(Entries from a dataset of interfaces)
┄┄┄┄┄┄┄┄┄┄

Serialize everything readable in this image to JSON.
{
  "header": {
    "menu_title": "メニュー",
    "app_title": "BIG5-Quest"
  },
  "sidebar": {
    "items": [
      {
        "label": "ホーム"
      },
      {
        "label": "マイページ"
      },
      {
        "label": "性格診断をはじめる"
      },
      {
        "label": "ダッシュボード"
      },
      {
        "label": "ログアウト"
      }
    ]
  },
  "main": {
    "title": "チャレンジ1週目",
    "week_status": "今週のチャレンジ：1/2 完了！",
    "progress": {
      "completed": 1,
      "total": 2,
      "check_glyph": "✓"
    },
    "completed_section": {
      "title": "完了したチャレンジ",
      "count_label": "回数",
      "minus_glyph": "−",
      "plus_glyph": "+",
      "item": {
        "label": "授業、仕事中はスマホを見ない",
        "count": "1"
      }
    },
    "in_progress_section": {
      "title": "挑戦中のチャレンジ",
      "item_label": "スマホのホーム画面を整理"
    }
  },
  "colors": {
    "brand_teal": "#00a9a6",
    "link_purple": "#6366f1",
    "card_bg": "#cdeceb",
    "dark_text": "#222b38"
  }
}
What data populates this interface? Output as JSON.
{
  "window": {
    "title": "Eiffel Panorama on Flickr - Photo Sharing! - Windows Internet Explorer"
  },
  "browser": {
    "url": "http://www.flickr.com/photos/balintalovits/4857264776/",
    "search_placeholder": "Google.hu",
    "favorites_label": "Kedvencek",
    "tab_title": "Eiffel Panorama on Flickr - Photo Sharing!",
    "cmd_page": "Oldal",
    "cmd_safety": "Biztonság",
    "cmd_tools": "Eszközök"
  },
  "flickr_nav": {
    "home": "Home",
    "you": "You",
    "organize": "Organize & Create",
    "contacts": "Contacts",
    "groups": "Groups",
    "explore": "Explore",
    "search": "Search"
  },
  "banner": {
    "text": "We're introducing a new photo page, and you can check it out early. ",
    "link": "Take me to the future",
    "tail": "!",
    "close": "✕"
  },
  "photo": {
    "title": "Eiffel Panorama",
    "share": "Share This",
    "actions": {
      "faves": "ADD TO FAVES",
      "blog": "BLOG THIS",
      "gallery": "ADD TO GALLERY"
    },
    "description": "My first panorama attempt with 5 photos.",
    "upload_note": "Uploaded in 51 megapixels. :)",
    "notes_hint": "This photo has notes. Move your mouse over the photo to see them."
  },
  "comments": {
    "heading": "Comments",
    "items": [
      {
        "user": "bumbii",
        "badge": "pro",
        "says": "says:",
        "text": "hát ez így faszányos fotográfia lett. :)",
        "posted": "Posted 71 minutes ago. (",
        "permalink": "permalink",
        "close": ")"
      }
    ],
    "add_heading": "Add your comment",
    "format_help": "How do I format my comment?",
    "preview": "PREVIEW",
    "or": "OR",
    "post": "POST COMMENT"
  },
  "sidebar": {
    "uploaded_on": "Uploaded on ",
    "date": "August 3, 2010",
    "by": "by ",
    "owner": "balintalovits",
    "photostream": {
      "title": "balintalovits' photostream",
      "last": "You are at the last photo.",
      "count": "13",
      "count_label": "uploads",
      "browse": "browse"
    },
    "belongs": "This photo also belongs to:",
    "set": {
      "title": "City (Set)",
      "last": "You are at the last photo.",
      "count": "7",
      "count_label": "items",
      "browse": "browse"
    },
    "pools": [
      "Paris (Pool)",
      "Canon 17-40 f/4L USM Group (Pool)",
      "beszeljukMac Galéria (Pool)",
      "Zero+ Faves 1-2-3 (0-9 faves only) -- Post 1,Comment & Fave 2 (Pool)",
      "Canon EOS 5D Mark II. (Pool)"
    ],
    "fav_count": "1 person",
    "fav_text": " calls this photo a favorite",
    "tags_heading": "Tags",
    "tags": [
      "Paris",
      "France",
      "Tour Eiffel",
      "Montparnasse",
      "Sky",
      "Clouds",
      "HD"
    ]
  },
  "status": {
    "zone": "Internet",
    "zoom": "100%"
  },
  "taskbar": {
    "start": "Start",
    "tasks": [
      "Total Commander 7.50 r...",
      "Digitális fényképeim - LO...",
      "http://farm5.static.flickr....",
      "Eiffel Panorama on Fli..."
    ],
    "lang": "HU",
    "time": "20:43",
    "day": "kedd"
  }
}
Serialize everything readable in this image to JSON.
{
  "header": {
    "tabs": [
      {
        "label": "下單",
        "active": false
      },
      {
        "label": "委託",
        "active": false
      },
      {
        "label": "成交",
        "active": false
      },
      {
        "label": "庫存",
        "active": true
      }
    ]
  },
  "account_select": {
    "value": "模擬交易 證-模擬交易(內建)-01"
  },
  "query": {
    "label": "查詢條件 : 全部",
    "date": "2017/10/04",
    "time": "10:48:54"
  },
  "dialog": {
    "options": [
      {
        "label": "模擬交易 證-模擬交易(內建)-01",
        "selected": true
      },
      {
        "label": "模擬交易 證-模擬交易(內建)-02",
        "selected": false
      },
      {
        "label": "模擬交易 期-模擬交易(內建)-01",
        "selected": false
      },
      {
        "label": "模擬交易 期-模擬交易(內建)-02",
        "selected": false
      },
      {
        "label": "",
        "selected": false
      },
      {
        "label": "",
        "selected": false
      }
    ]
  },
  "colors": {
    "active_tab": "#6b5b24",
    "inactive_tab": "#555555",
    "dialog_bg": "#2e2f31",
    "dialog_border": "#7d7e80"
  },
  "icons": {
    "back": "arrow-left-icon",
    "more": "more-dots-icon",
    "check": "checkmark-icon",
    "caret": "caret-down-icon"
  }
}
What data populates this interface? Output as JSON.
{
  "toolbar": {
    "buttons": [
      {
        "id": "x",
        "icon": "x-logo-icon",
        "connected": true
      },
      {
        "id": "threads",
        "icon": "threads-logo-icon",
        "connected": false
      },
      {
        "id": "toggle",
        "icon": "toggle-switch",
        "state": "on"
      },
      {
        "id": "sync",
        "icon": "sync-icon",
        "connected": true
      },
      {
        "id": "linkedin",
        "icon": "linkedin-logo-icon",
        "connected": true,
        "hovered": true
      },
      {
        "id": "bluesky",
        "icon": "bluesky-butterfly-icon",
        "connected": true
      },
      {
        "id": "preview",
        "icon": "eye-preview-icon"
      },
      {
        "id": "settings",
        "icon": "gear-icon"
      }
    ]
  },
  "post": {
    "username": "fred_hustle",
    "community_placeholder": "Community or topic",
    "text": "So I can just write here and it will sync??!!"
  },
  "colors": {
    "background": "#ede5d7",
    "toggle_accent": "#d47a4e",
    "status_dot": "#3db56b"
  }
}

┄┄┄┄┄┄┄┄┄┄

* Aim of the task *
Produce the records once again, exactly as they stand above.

* Response to the task *
Serialize everything readable in this image to JSON.
{
  "header": {
    "menu_title": "メニュー",
    "app_title": "BIG5-Quest"
  },
  "sidebar": {
    "items": [
      {
        "label": "ホーム"
      },
      {
        "label": "マイページ"
      },
      {
        "label": "性格診断をはじめる"
      },
      {
        "label": "ダッシュボード"
      },
      {
        "label": "ログアウト"
      }
    ]
  },
  "main": {
    "title": "チャレンジ1週目",
    "week_status": "今週のチャレンジ：1/2 完了！",
    "progress": {
      "completed": 1,
      "total": 2,
      "check_glyph": "✓"
    },
    "completed_section": {
      "title": "完了したチャレンジ",
      "count_label": "回数",
      "minus_glyph": "−",
      "plus_glyph": "+",
      "item": {
        "label": "授業、仕事中はスマホを見ない",
        "count": "1"
      }
    },
    "in_progress_section": {
      "title": "挑戦中のチャレンジ",
      "item_label": "スマホのホーム画面を整理"
    }
  },
  "colors": {
    "brand_teal": "#00a9a6",
    "link_purple": "#6366f1",
    "card_bg": "#cdeceb",
    "dark_text": "#222b38"
  }
}
What data populates this interface? Output as JSON.
{
  "window": {
    "title": "Eiffel Panorama on Flickr - Photo Sharing! - Windows Internet Explorer"
  },
  "browser": {
    "url": "http://www.flickr.com/photos/balintalovits/4857264776/",
    "search_placeholder": "Google.hu",
    "favorites_label": "Kedvencek",
    "tab_title": "Eiffel Panorama on Flickr - Photo Sharing!",
    "cmd_page": "Oldal",
    "cmd_safety": "Biztonság",
    "cmd_tools": "Eszközök"
  },
  "flickr_nav": {
    "home": "Home",
    "you": "You",
    "organize": "Organize & Create",
    "contacts": "Contacts",
    "groups": "Groups",
    "explore": "Explore",
    "search": "Search"
  },
  "banner": {
    "text": "We're introducing a new photo page, and you can check it out early. ",
    "link": "Take me to the future",
    "tail": "!",
    "close": "✕"
  },
  "photo": {
    "title": "Eiffel Panorama",
    "share": "Share This",
    "actions": {
      "faves": "ADD TO FAVES",
      "blog": "BLOG THIS",
      "gallery": "ADD TO GALLERY"
    },
    "description": "My first panorama attempt with 5 photos.",
    "upload_note": "Uploaded in 51 megapixels. :)",
    "notes_hint": "This photo has notes. Move your mouse over the photo to see them."
  },
  "comments": {
    "heading": "Comments",
    "items": [
      {
        "user": "bumbii",
        "badge": "pro",
        "says": "says:",
        "text": "hát ez így faszányos fotográfia lett. :)",
        "posted": "Posted 71 minutes ago. (",
        "permalink": "permalink",
        "close": ")"
      }
    ],
    "add_heading": "Add your comment",
    "format_help": "How do I format my comment?",
    "preview": "PREVIEW",
    "or": "OR",
    "post": "POST COMMENT"
  },
  "sidebar": {
    "uploaded_on": "Uploaded on ",
    "date": "August 3, 2010",
    "by": "by ",
    "owner": "balintalovits",
    "photostream": {
      "title": "balintalovits' photostream",
      "last": "You are at the last photo.",
      "count": "13",
      "count_label": "uploads",
      "browse": "browse"
    },
    "belongs": "This photo also belongs to:",
    "set": {
      "title": "City (Set)",
      "last": "You are at the last photo.",
      "count": "7",
      "count_label": "items",
      "browse": "browse"
    },
    "pools": [
      "Paris (Pool)",
      "Canon 17-40 f/4L USM Group (Pool)",
      "beszeljukMac Galéria (Pool)",
      "Zero+ Faves 1-2-3 (0-9 faves only) -- Post 1,Comment & Fave 2 (Pool)",
      "Canon EOS 5D Mark II. (Pool)"
    ],
    "fav_count": "1 person",
    "fav_text": " calls this photo a favorite",
    "tags_heading": "Tags",
    "tags": [
      "Paris",
      "France",
      "Tour Eiffel",
      "Montparnasse",
      "Sky",
      "Clouds",
      "HD"
    ]
  },
  "status": {
    "zone": "Internet",
    "zoom": "100%"
  },
  "taskbar": {
    "start": "Start",
    "tasks": [
      "Total Commander 7.50 r...",
      "Digitális fényképeim - LO...",
      "http://farm5.static.flickr....",
      "Eiffel Panorama on Fli..."
    ],
    "lang": "HU",
    "time": "20:43",
    "day": "kedd"
  }
}
Serialize everything readable in this image to JSON.
{
  "header": {
    "tabs": [
      {
        "label": "下單",
        "active": false
      },
      {
        "label": "委託",
        "active": false
      },
      {
        "label": "成交",
        "active": false
      },
      {
        "label": "庫存",
        "active": true
      }
    ]
  },
  "account_select": {
    "value": "模擬交易 證-模擬交易(內建)-01"
  },
  "query": {
    "label": "查詢條件 : 全部",
    "date": "2017/10/04",
    "time": "10:48:54"
  },
  "dialog": {
    "options": [
      {
        "label": "模擬交易 證-模擬交易(內建)-01",
        "selected": true
      },
      {
        "label": "模擬交易 證-模擬交易(內建)-02",
        "selected": false
      },
      {
        "label": "模擬交易 期-模擬交易(內建)-01",
        "selected": false
      },
      {
        "label": "模擬交易 期-模擬交易(內建)-02",
        "selected": false
      },
      {
        "label": "",
        "selected": false
      },
      {
        "label": "",
        "selected": false
      }
    ]
  },
  "colors": {
    "active_tab": "#6b5b24",
    "inactive_tab": "#555555",
    "dialog_bg": "#2e2f31",
    "dialog_border": "#7d7e80"
  },
  "icons": {
    "back": "arrow-left-icon",
    "more": "more-dots-icon",
    "check": "checkmark-icon",
    "caret": "caret-down-icon"
  }
}
What data populates this interface? Output as JSON.
{
  "toolbar": {
    "buttons": [
      {
        "id": "x",
        "icon": "x-logo-icon",
        "connected": true
      },
      {
        "id": "threads",
        "icon": "threads-logo-icon",
        "connected": false
      },
      {
        "id": "toggle",
        "icon": "toggle-switch",
        "state": "on"
      },
      {
        "id": "sync",
        "icon": "sync-icon",
        "connected": true
      },
      {
        "id": "linkedin",
        "icon": "linkedin-logo-icon",
        "connected": true,
        "hovered": true
      },
      {
        "id": "bluesky",
        "icon": "bluesky-butterfly-icon",
        "connected": true
      },
      {
        "id": "preview",
        "icon": "eye-preview-icon"
      },
      {
        "id": "settings",
        "icon": "gear-icon"
      }
    ]
  },
  "post": {
    "username": "fred_hustle",
    "community_placeholder": "Community or topic",
    "text": "So I can just write here and it will sync??!!"
  },
  "colors": {
    "background": "#ede5d7",
    "toggle_accent": "#d47a4e",
    "status_dot": "#3db56b"
  }
}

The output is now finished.